§ Work to complete: Find every line with the string "text" in the material below and copy it.

=-=-=-=-=

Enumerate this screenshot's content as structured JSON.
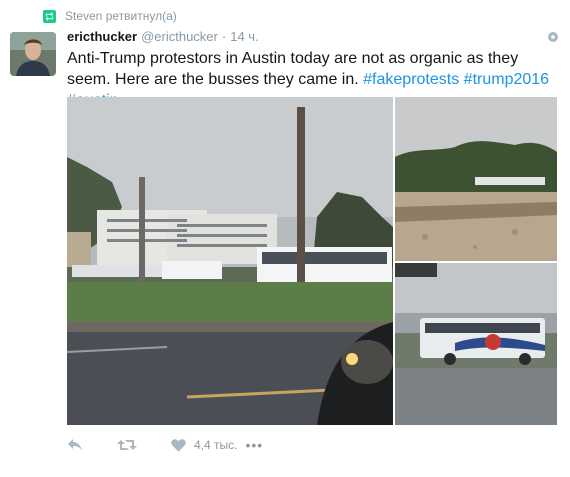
{
  "retweet": {
    "text": "Steven ретвитнул(а)",
    "icon": "retweet-icon"
  },
  "tweet": {
    "name": "ericthucker",
    "handle": "@ericthucker",
    "dot": "·",
    "time": "14 ч.",
    "text": "Anti-Trump protestors in Austin today are not as organic as they seem. Here are the busses they came in.",
    "hashtags": [
      "#fakeprotests",
      "#trump2016",
      "#austin"
    ]
  },
  "actions": {
    "reply_icon": "reply-icon",
    "retweet_icon": "retweet-icon",
    "like_icon": "heart-icon",
    "like_count": "4,4 тыс.",
    "more_icon": "•••"
  },
  "colors": {
    "link": "#1b95e0",
    "muted": "#8899a6",
    "retweet_green": "#19cf86"
  }
}
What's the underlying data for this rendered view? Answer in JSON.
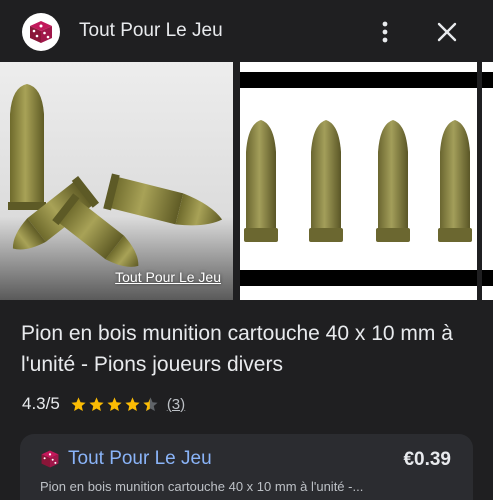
{
  "header": {
    "site_name": "Tout Pour Le Jeu",
    "logo_icon": "dice-icon",
    "more_icon": "more-vert-icon",
    "close_icon": "close-icon"
  },
  "gallery": {
    "image1_caption": "Tout Pour Le Jeu"
  },
  "product": {
    "title": "Pion en bois munition cartouche 40 x 10 mm à l'unité - Pions joueurs divers",
    "rating": "4.3/5",
    "stars": 4.3,
    "review_count": "(3)"
  },
  "offer": {
    "seller": "Tout Pour Le Jeu",
    "price": "€0.39",
    "description": "Pion en bois munition cartouche 40 x 10 mm à l'unité -..."
  },
  "colors": {
    "background": "#1f1f21",
    "card": "#2b2c30",
    "link": "#8ab4f8",
    "star": "#fbbc04",
    "dice": "#8a1538"
  }
}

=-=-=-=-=

§ Exercise output:
    "text": "Steven ретвитнул(а)",
    "text": "Anti-Trump protestors in Austin today are not as organic as they seem. Here are the busses they came in.",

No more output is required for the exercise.